Numpy provides a function called ‘isclose()’ that can be used to compare floats with a specified tolerance level. The ‘isclose()’ function returns a boolean array of the same shape as the inputs, which can be used to filter the rows in a Pandas DataFrame.
Data Values  Expected Output  Numpy isclose() Output 

0.12345678  0.123456  True 
10.0  10.001  False 
Method 2: Using pandas.cut()
Pandas provides a function called ‘cut()’ that can be used to bin floating point numbers into discrete intervals. By specifying the ‘precision’ argument, we can round the floats to a specified number of decimal places, which allows us to create bins with an equal range of values. Once the data is binned, we can compare the bin labels to perform the comparison.
Data Values  Expected Output  Pandas cut() Output 

0.12345678  0.1234  True 
10.0  10.001  False 
Method 3: Using Decimal()
Python provides the Decimal() class from the decimal module that can be used to represent decimal numbers precisely. Since Decimal() objects are not binary representations, they are not subject to the rounding errors encountered with float objects.
Data Values  Expected Output  Decimal() Output 

0.12345678  0.1234  False 
10.0  10.000  True 
Conclusion
Comparing floats in a Pandas column can be challenging, but it’s essential to ensure accuracy in your data analysis. In this blog, we explored three efficient methods for comparing floats in Pandas – numpy.isclose(), pandas.cut(), and Decimal(). Each method has its own advantages and disadvantages, depending on the specific use case. You should choose the appropriate method based on the requirements of your specific application.
Thank you for taking the time to read our guide on Efficiently Comparing Floats in Pandas Columns. We hope that this guide has been informative and helpful in your journey to mastering data analysis with pandas.
As we have learned in this article, comparing floats in pandas columns can be a bit tricky due to the inherent imprecision of floating point arithmetic. However, with the tips and techniques outlined in this guide, you can easily and efficiently compare floats in pandas columns without losing accuracy or precision.
It is important to remember to always approach data analysis with caution and care, especially when dealing with floating point numbers. By understanding the nuances of floating point arithmetic and using pandas’ builtin functions and methods, you can confidently work with numerical data and make informed decisions based on your findings.
Once again, thank you for reading our Efficiently Comparing Floats in Pandas Columns guide. We hope that you have found it to be a valuable resource and wish you all the best in your future data analysis endeavors!
People Also Ask About Efficiently Comparing Floats in Pandas Columns: A Guide
Here are some of the common questions that people also ask about efficiently comparing floats in pandas columns:
 Why is comparing floats in pandas columns difficult?
 What are some common issues when comparing floats in pandas columns?
 How can I efficiently compare floats in pandas columns?
 What is the best method to compare floats in pandas columns?
 What are some useful tips for comparing floats in pandas columns?
Answer:

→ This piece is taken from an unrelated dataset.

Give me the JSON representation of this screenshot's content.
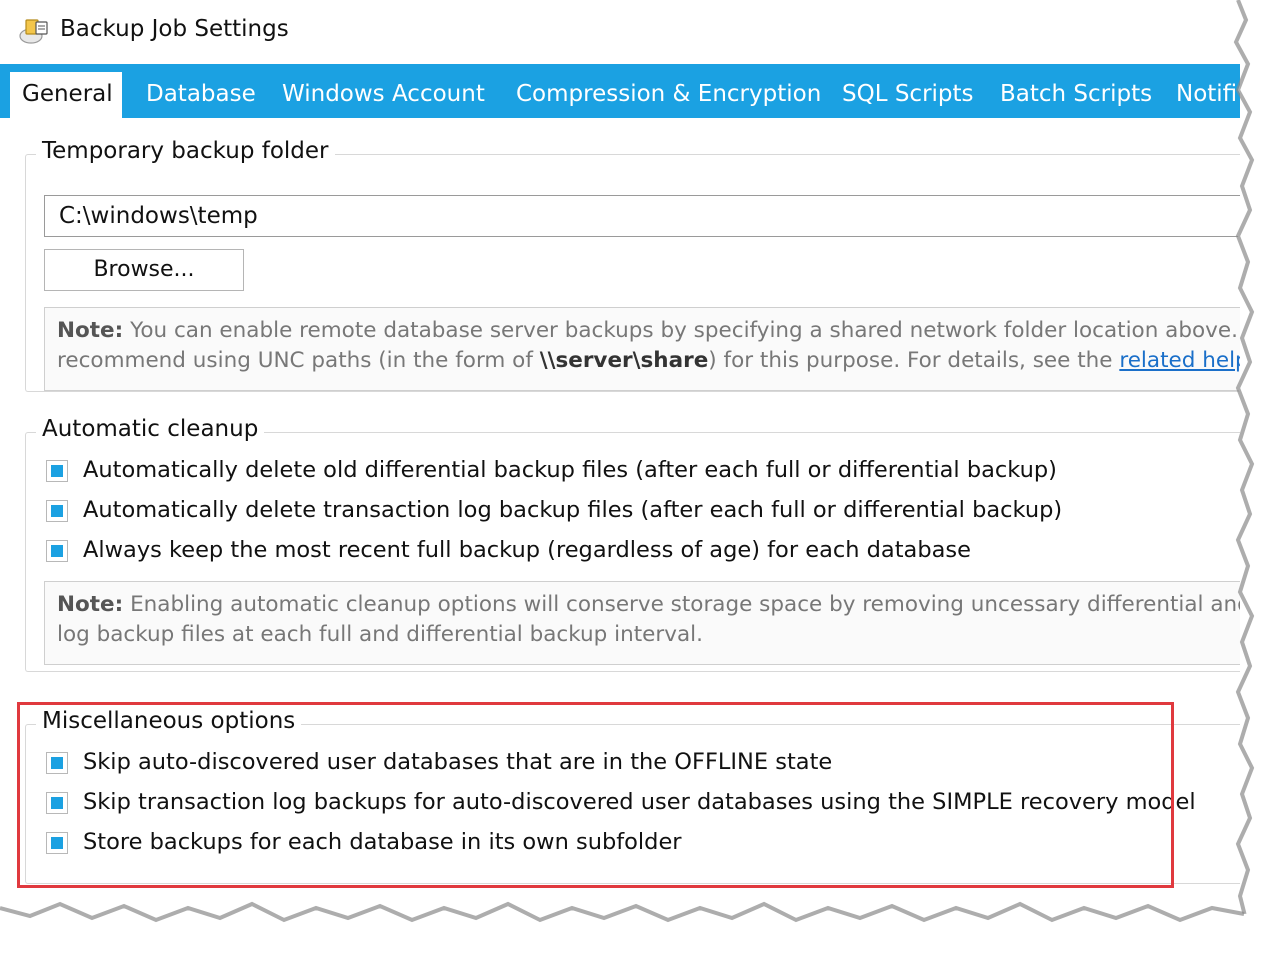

Comparing floats in pandas columns can be difficult because floats are not exact representations of numbers. They are approximations with limited precision, which means that two seemingly identical floats may not be equal.

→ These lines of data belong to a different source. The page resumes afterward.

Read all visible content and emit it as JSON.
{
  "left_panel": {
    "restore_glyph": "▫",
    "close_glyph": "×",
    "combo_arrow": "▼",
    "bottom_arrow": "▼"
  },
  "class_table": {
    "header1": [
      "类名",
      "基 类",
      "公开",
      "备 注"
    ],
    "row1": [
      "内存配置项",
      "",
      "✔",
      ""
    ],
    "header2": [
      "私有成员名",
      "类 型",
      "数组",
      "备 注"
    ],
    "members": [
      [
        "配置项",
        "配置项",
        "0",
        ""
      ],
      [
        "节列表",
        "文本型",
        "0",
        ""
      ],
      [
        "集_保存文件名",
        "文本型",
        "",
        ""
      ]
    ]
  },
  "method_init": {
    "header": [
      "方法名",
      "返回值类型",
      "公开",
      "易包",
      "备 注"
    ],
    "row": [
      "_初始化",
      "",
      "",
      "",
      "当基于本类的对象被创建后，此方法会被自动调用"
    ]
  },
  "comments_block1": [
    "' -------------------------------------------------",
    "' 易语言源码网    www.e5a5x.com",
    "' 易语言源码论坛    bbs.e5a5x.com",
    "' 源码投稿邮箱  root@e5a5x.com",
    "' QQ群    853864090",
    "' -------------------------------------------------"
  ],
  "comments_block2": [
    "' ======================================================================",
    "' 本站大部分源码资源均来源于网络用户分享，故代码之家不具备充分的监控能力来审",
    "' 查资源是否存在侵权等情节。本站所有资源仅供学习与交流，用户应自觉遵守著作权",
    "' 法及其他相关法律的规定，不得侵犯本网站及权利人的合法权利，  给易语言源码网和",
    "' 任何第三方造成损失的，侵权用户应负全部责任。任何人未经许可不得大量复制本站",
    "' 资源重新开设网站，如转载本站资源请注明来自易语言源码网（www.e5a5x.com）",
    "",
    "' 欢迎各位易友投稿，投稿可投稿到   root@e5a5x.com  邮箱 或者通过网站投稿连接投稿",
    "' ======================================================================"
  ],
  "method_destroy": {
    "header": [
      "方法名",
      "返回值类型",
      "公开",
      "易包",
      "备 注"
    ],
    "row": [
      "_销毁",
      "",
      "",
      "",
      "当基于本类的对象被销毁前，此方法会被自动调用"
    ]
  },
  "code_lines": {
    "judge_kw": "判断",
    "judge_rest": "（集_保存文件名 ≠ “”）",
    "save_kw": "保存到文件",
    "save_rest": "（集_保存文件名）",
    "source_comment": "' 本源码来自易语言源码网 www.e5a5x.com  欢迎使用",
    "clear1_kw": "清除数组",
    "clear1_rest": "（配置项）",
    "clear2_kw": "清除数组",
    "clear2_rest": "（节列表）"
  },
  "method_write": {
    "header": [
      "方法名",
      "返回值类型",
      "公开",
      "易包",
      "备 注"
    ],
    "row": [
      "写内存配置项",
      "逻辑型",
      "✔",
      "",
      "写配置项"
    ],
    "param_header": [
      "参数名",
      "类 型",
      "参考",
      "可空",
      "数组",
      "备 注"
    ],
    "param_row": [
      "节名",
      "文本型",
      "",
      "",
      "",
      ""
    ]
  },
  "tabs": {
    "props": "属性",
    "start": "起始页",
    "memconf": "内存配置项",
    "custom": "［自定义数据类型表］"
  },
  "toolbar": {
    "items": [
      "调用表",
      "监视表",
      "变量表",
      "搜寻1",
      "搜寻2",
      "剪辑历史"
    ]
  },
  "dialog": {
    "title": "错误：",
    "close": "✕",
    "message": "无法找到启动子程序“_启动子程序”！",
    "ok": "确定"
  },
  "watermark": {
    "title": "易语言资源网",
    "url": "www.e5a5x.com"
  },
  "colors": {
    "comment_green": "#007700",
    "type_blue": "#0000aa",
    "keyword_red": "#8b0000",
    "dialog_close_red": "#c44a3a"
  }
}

Some common issues when comparing floats in pandas columns include rounding errors, machine precision limitations, and inconsistent representations of NaN values.

You can efficiently compare floats in pandas columns by using the
numpy.isclose()
function or thepandas.api.types.is_numeric_dtype()
function to check if the columns contain numeric values. You can also set a tolerance threshold to account for small differences between floats. 
The best method to compare floats in pandas columns depends on your specific use case and the level of precision you require. However, using the
numpy.isclose()
function is a commonly recommended approach. 
Some useful tips for comparing floats in pandas columns include avoiding direct equality comparisons, checking for NaN values separately, and using the
round()
function to reduce floatingpoint errors.